[WHAT THE TASK REQUIRES] When copying the records below, keep every word as it is and drop the images.

[Collection entries]

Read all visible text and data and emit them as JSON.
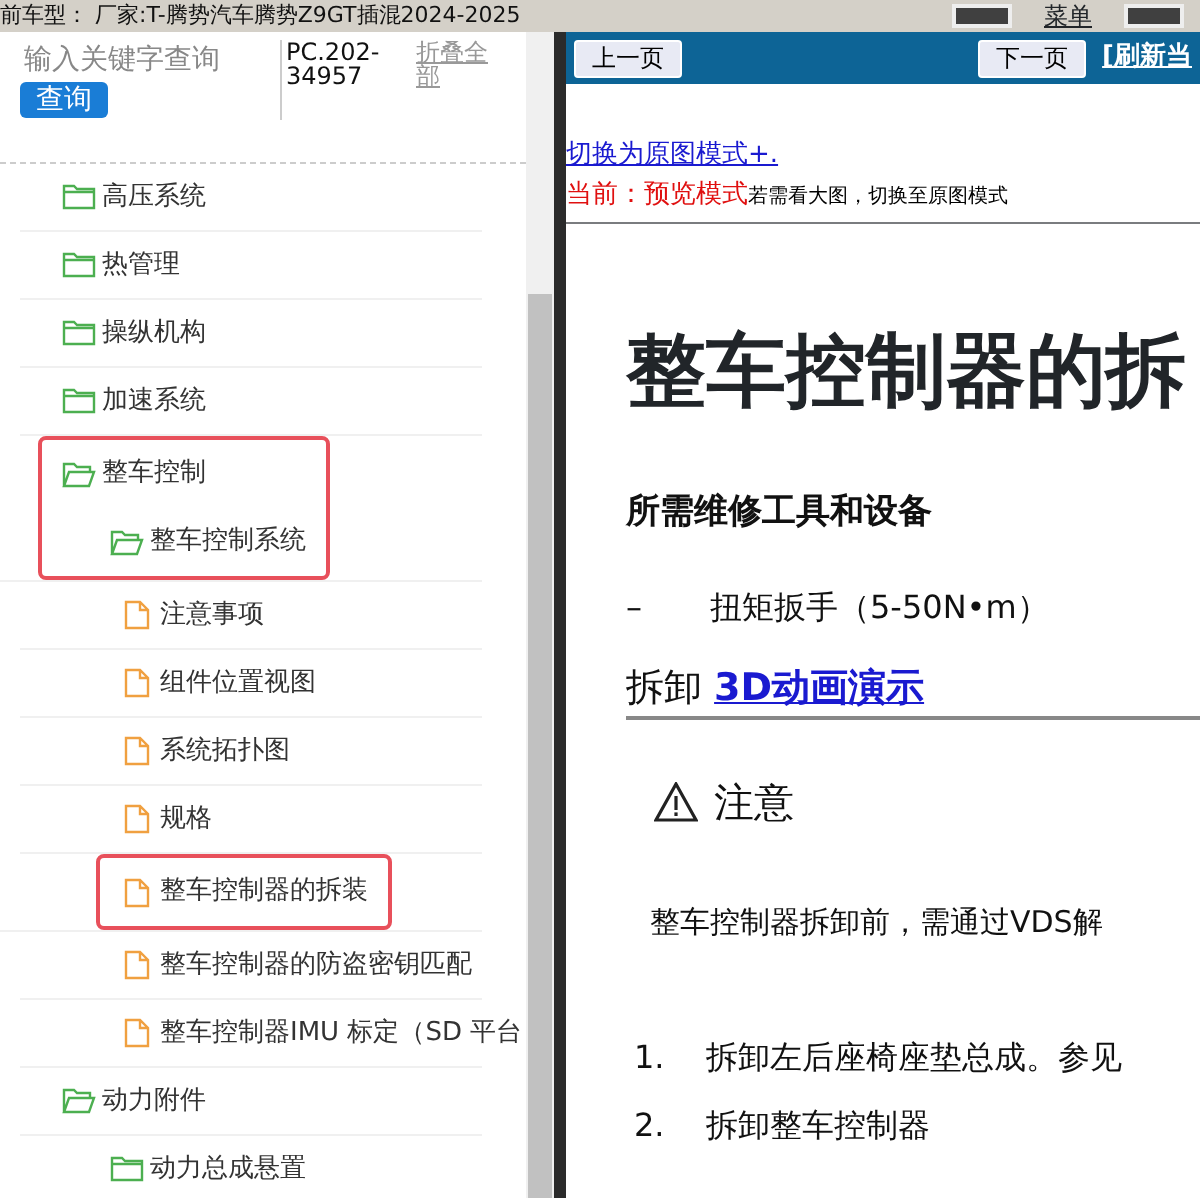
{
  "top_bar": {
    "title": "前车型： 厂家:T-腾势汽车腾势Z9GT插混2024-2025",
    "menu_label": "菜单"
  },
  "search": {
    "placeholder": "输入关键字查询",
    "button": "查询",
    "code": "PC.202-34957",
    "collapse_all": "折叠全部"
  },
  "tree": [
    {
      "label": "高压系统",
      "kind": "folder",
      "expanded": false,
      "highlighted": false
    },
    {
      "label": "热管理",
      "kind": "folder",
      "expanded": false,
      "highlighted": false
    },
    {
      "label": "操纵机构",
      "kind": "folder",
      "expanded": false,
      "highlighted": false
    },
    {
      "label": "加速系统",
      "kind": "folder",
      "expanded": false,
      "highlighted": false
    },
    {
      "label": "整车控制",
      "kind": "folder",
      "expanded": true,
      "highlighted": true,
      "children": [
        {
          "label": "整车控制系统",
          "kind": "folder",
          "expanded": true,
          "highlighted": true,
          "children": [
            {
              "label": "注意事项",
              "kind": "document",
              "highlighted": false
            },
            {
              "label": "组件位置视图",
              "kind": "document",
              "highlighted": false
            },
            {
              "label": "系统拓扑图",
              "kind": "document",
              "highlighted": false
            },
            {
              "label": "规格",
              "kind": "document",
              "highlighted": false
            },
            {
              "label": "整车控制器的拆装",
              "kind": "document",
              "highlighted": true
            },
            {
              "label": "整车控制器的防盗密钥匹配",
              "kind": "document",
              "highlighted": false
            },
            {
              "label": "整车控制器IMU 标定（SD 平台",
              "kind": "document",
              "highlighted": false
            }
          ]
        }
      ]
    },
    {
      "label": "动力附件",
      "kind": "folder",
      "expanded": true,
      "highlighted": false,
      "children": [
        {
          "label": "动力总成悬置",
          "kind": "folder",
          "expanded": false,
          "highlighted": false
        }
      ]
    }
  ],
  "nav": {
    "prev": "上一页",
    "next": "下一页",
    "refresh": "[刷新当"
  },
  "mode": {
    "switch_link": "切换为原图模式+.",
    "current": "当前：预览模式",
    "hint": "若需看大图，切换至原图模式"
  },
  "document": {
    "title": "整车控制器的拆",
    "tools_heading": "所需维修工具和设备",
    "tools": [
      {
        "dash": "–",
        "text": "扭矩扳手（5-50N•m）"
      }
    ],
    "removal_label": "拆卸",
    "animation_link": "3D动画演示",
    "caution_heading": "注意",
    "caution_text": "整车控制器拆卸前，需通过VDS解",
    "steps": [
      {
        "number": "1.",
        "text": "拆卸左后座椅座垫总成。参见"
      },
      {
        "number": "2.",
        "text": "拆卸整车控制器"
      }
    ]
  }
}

[EXERCISE RESPONSE]
Read all visible text and data and emit them as JSON.
{
  "top_bar": {
    "title": "前车型： 厂家:T-腾势汽车腾势Z9GT插混2024-2025",
    "menu_label": "菜单"
  },
  "search": {
    "placeholder": "输入关键字查询",
    "button": "查询",
    "code": "PC.202-34957",
    "collapse_all": "折叠全部"
  },
  "tree": [
    {
      "label": "高压系统",
      "kind": "folder",
      "expanded": false,
      "highlighted": false
    },
    {
      "label": "热管理",
      "kind": "folder",
      "expanded": false,
      "highlighted": false
    },
    {
      "label": "操纵机构",
      "kind": "folder",
      "expanded": false,
      "highlighted": false
    },
    {
      "label": "加速系统",
      "kind": "folder",
      "expanded": false,
      "highlighted": false
    },
    {
      "label": "整车控制",
      "kind": "folder",
      "expanded": true,
      "highlighted": true,
      "children": [
        {
          "label": "整车控制系统",
          "kind": "folder",
          "expanded": true,
          "highlighted": true,
          "children": [
            {
              "label": "注意事项",
              "kind": "document",
              "highlighted": false
            },
            {
              "label": "组件位置视图",
              "kind": "document",
              "highlighted": false
            },
            {
              "label": "系统拓扑图",
              "kind": "document",
              "highlighted": false
            },
            {
              "label": "规格",
              "kind": "document",
              "highlighted": false
            },
            {
              "label": "整车控制器的拆装",
              "kind": "document",
              "highlighted": true
            },
            {
              "label": "整车控制器的防盗密钥匹配",
              "kind": "document",
              "highlighted": false
            },
            {
              "label": "整车控制器IMU 标定（SD 平台",
              "kind": "document",
              "highlighted": false
            }
          ]
        }
      ]
    },
    {
      "label": "动力附件",
      "kind": "folder",
      "expanded": true,
      "highlighted": false,
      "children": [
        {
          "label": "动力总成悬置",
          "kind": "folder",
          "expanded": false,
          "highlighted": false
        }
      ]
    }
  ],
  "nav": {
    "prev": "上一页",
    "next": "下一页",
    "refresh": "[刷新当"
  },
  "mode": {
    "switch_link": "切换为原图模式+.",
    "current": "当前：预览模式",
    "hint": "若需看大图，切换至原图模式"
  },
  "document": {
    "title": "整车控制器的拆",
    "tools_heading": "所需维修工具和设备",
    "tools": [
      {
        "dash": "–",
        "text": "扭矩扳手（5-50N•m）"
      }
    ],
    "removal_label": "拆卸",
    "animation_link": "3D动画演示",
    "caution_heading": "注意",
    "caution_text": "整车控制器拆卸前，需通过VDS解",
    "steps": [
      {
        "number": "1.",
        "text": "拆卸左后座椅座垫总成。参见"
      },
      {
        "number": "2.",
        "text": "拆卸整车控制器"
      }
    ]
  }
}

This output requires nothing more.